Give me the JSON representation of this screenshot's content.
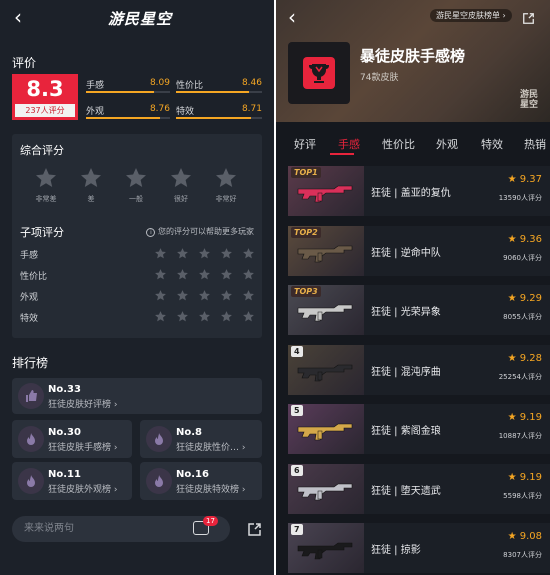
{
  "left": {
    "logo": "游民星空",
    "rating_title": "评价",
    "score": "8.3",
    "reviewers": "237人评分",
    "metrics": [
      {
        "label": "手感",
        "value": "8.09",
        "fill": 0.809
      },
      {
        "label": "性价比",
        "value": "8.46",
        "fill": 0.846
      },
      {
        "label": "外观",
        "value": "8.76",
        "fill": 0.876
      },
      {
        "label": "特效",
        "value": "8.71",
        "fill": 0.871
      }
    ],
    "overall_title": "综合评分",
    "star_labels": [
      "非常差",
      "差",
      "一般",
      "很好",
      "非常好"
    ],
    "sub_title": "子项评分",
    "sub_hint": "您的评分可以帮助更多玩家",
    "sub_items": [
      "手感",
      "性价比",
      "外观",
      "特效"
    ],
    "ranking_title": "排行榜",
    "rankings": [
      {
        "no": "No.33",
        "name": "狂徒皮肤好评榜"
      },
      {
        "no": "No.30",
        "name": "狂徒皮肤手感榜"
      },
      {
        "no": "No.8",
        "name": "狂徒皮肤性价…"
      },
      {
        "no": "No.11",
        "name": "狂徒皮肤外观榜"
      },
      {
        "no": "No.16",
        "name": "狂徒皮肤特效榜"
      }
    ],
    "comment_placeholder": "来来说两句",
    "comment_count": "17"
  },
  "right": {
    "pill": "游民星空皮肤榜单",
    "title": "暴徒皮肤手感榜",
    "subtitle": "74款皮肤",
    "watermark": "游民\n星空",
    "tabs": [
      "好评",
      "手感",
      "性价比",
      "外观",
      "特效",
      "热销"
    ],
    "active_tab": 1,
    "items": [
      {
        "rank": "TOP1",
        "name": "狂徒 | 盖亚的复仇",
        "score": "9.37",
        "count": "13590人评分",
        "color": "#d9305a",
        "thumb": "#5a3a4a"
      },
      {
        "rank": "TOP2",
        "name": "狂徒 | 逆命中队",
        "score": "9.36",
        "count": "9060人评分",
        "color": "#6a5a48",
        "thumb": "#5a4a3c"
      },
      {
        "rank": "TOP3",
        "name": "狂徒 | 光荣异象",
        "score": "9.29",
        "count": "8055人评分",
        "color": "#c8c8c8",
        "thumb": "#4a4a52"
      },
      {
        "rank": "4",
        "name": "狂徒 | 混沌序曲",
        "score": "9.28",
        "count": "25254人评分",
        "color": "#2a2a2e",
        "thumb": "#4a4238"
      },
      {
        "rank": "5",
        "name": "狂徒 | 紫阁金琅",
        "score": "9.19",
        "count": "10887人评分",
        "color": "#d4a84a",
        "thumb": "#5a3c5a"
      },
      {
        "rank": "6",
        "name": "狂徒 | 堕天遗武",
        "score": "9.19",
        "count": "5598人评分",
        "color": "#c0c0c8",
        "thumb": "#4a3a4a"
      },
      {
        "rank": "7",
        "name": "狂徒 | 掠影",
        "score": "9.08",
        "count": "8307人评分",
        "color": "#1a1a1c",
        "thumb": "#4a4452"
      }
    ]
  }
}
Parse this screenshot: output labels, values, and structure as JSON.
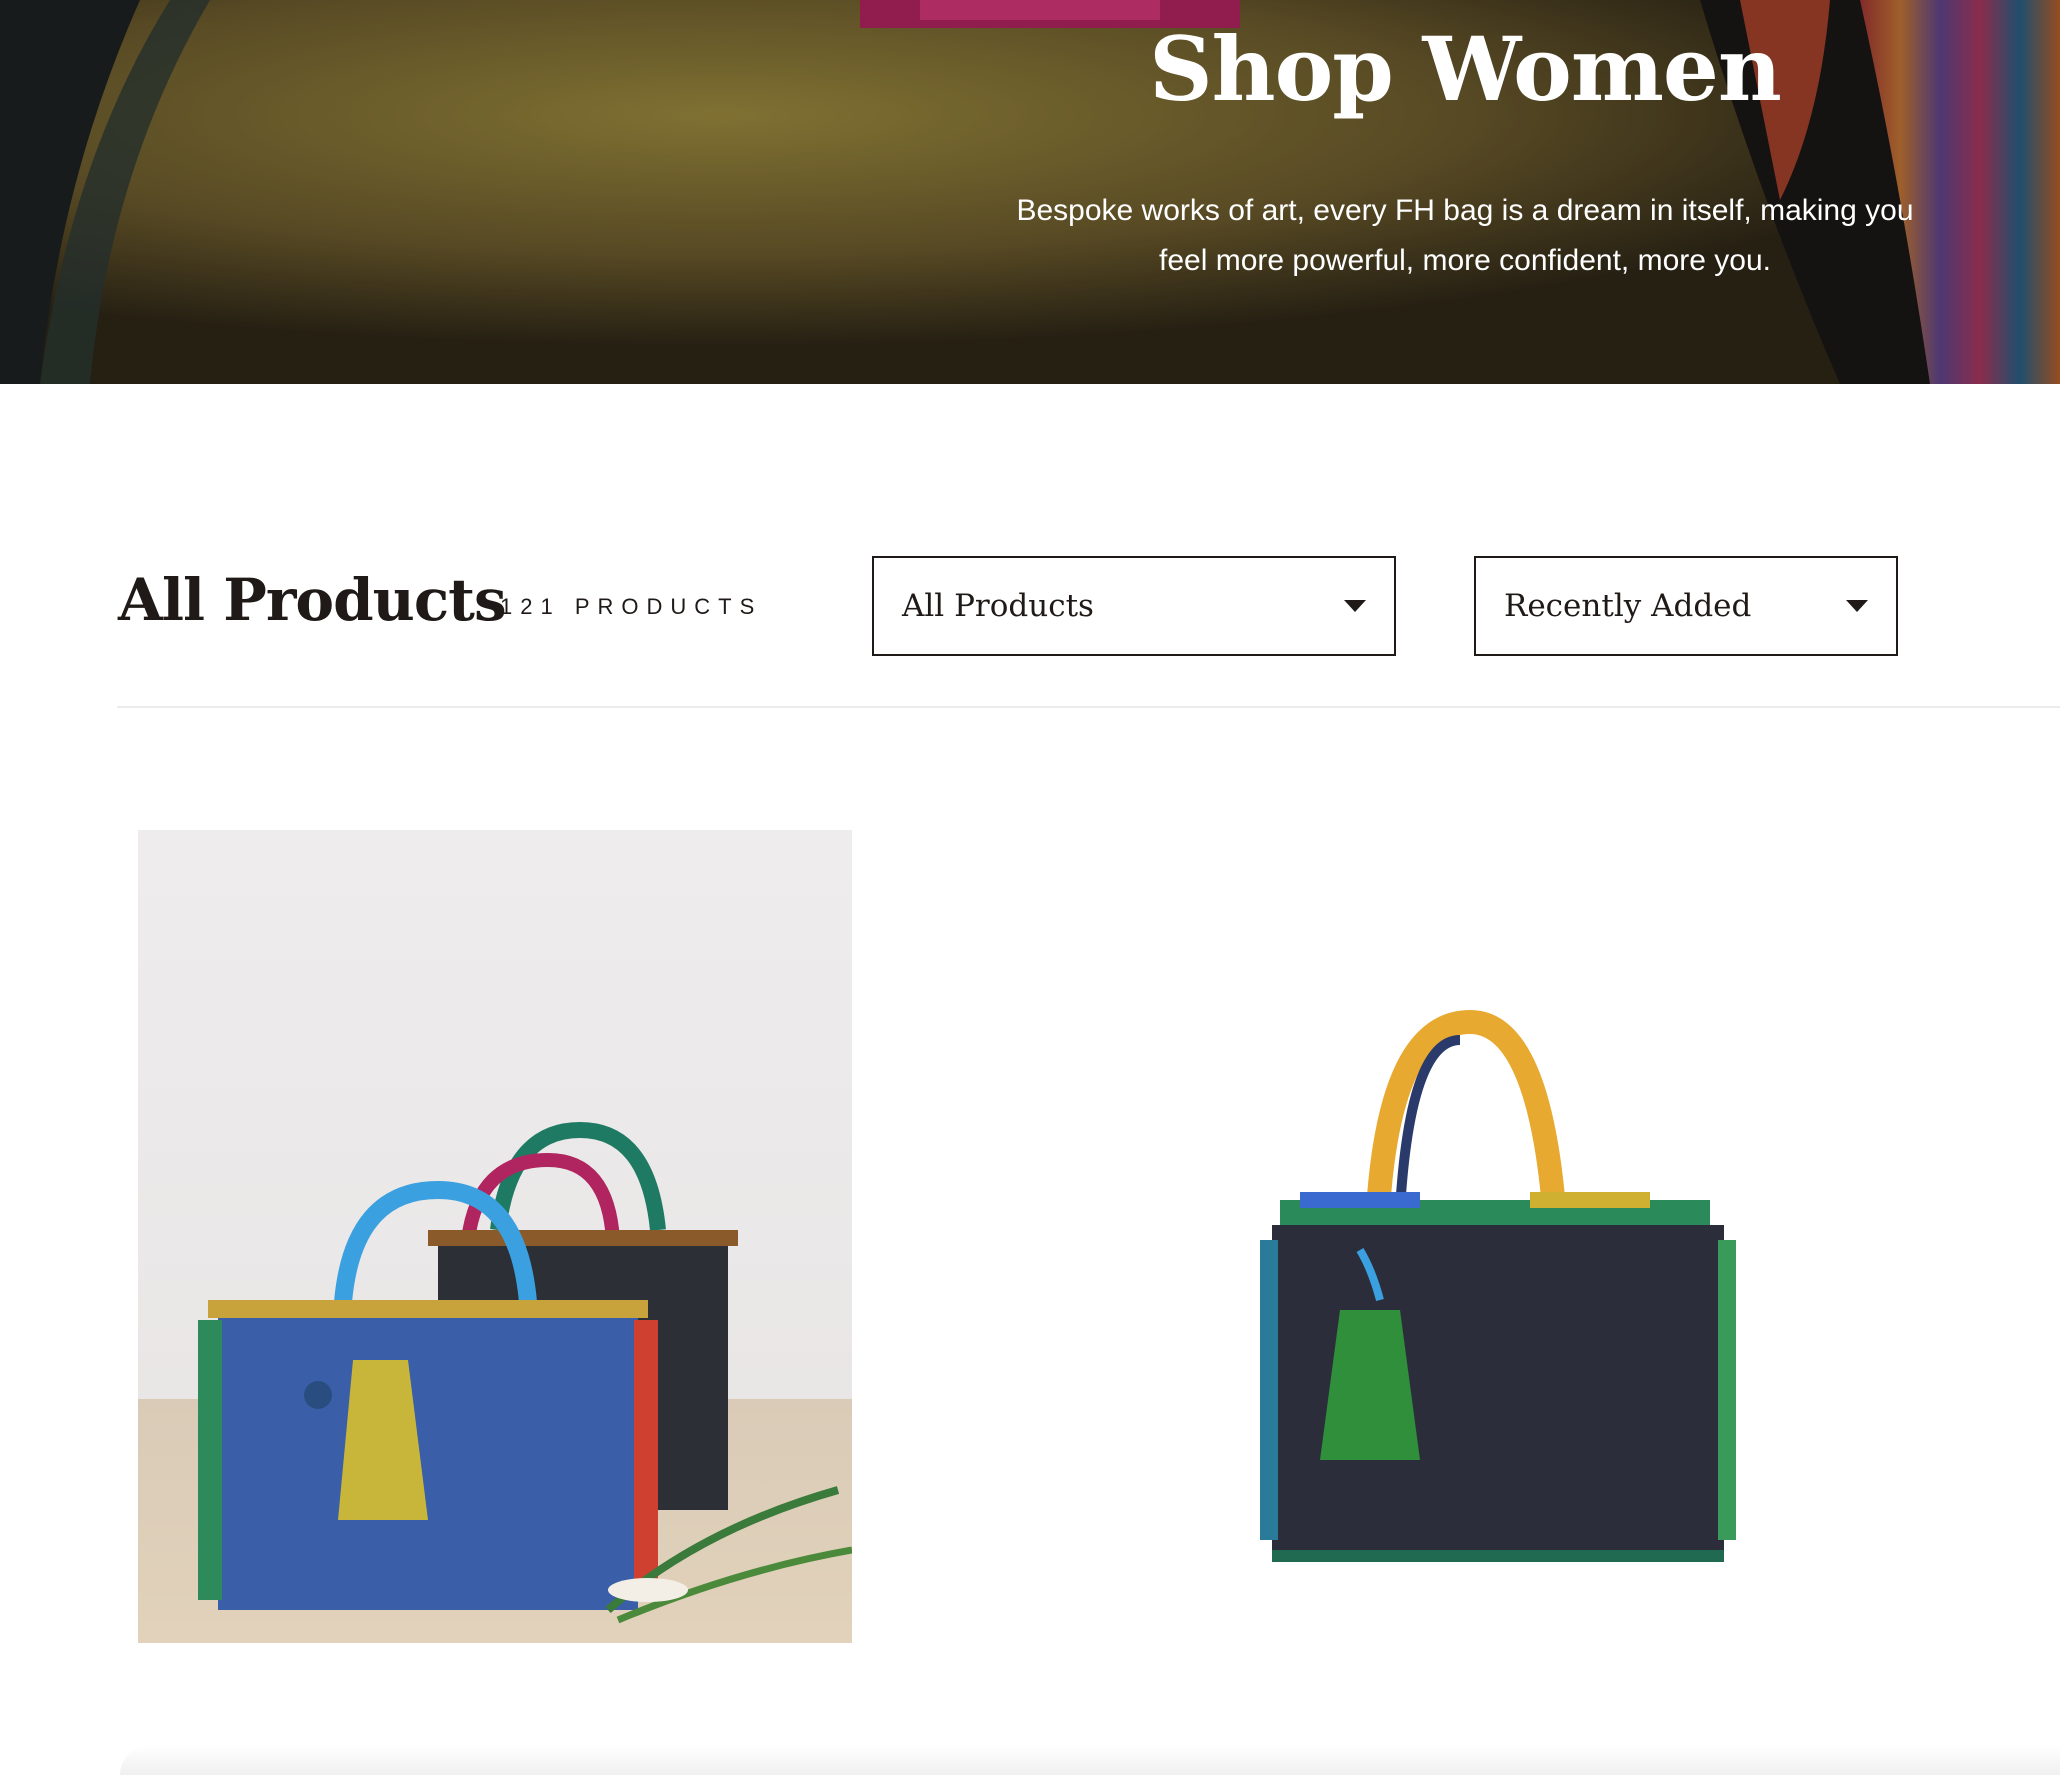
{
  "hero": {
    "title": "Shop Women",
    "subtitle_line1": "Bespoke works of art, every FH bag is a dream in itself, making you",
    "subtitle_line2": "feel more powerful, more confident, more you."
  },
  "toolbar": {
    "title": "All Products",
    "count": "121 PRODUCTS",
    "filter": {
      "selected": "All Products"
    },
    "sort": {
      "selected": "Recently Added"
    }
  },
  "icons": {
    "dropdown": "caret-down-icon"
  },
  "colors": {
    "text": "#1f1a17",
    "divider": "#ececec",
    "hero_overlay": "#5a4a28"
  }
}
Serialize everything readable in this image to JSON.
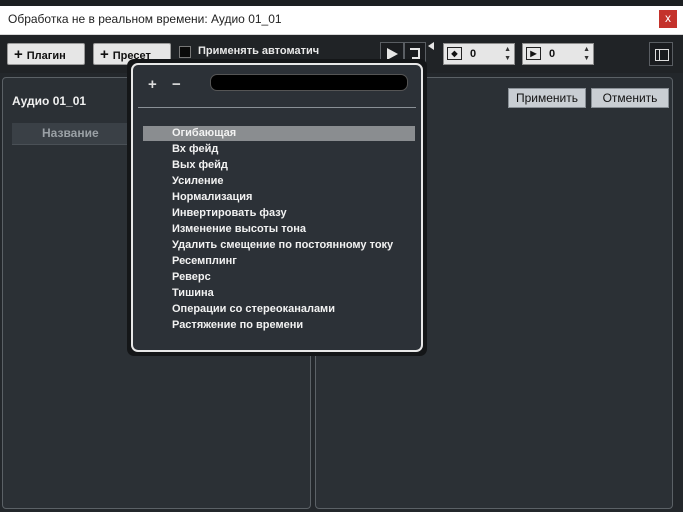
{
  "window": {
    "title": "Обработка не в реальном времени: Аудио 01_01",
    "close_label": "x"
  },
  "toolbar": {
    "plugin_label": "Плагин",
    "preset_label": "Пресет",
    "auto_apply_label": "Применять автоматич",
    "spin1_value": "0",
    "spin2_value": "0"
  },
  "left_panel": {
    "title": "Аудио 01_01",
    "column_header": "Название"
  },
  "right_panel": {
    "apply_label": "Применить",
    "cancel_label": "Отменить"
  },
  "popup": {
    "add_label": "+",
    "remove_label": "−",
    "items": [
      {
        "label": "Огибающая",
        "selected": true
      },
      {
        "label": "Вх  фейд"
      },
      {
        "label": "Вых  фейд"
      },
      {
        "label": "Усиление"
      },
      {
        "label": "Нормализация"
      },
      {
        "label": "Инвертировать фазу"
      },
      {
        "label": "Изменение высоты тона"
      },
      {
        "label": "Удалить смещение по постоянному току"
      },
      {
        "label": "Ресемплинг"
      },
      {
        "label": "Реверс"
      },
      {
        "label": "Тишина"
      },
      {
        "label": "Операции со стереоканалами"
      },
      {
        "label": "Растяжение по времени"
      }
    ]
  }
}
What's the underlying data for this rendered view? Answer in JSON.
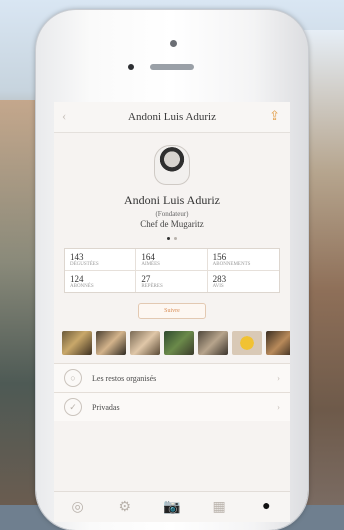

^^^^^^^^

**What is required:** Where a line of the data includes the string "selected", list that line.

**Solution:**
      "selected": "All Products"
      "selected": "Recently Added"
        "selected": true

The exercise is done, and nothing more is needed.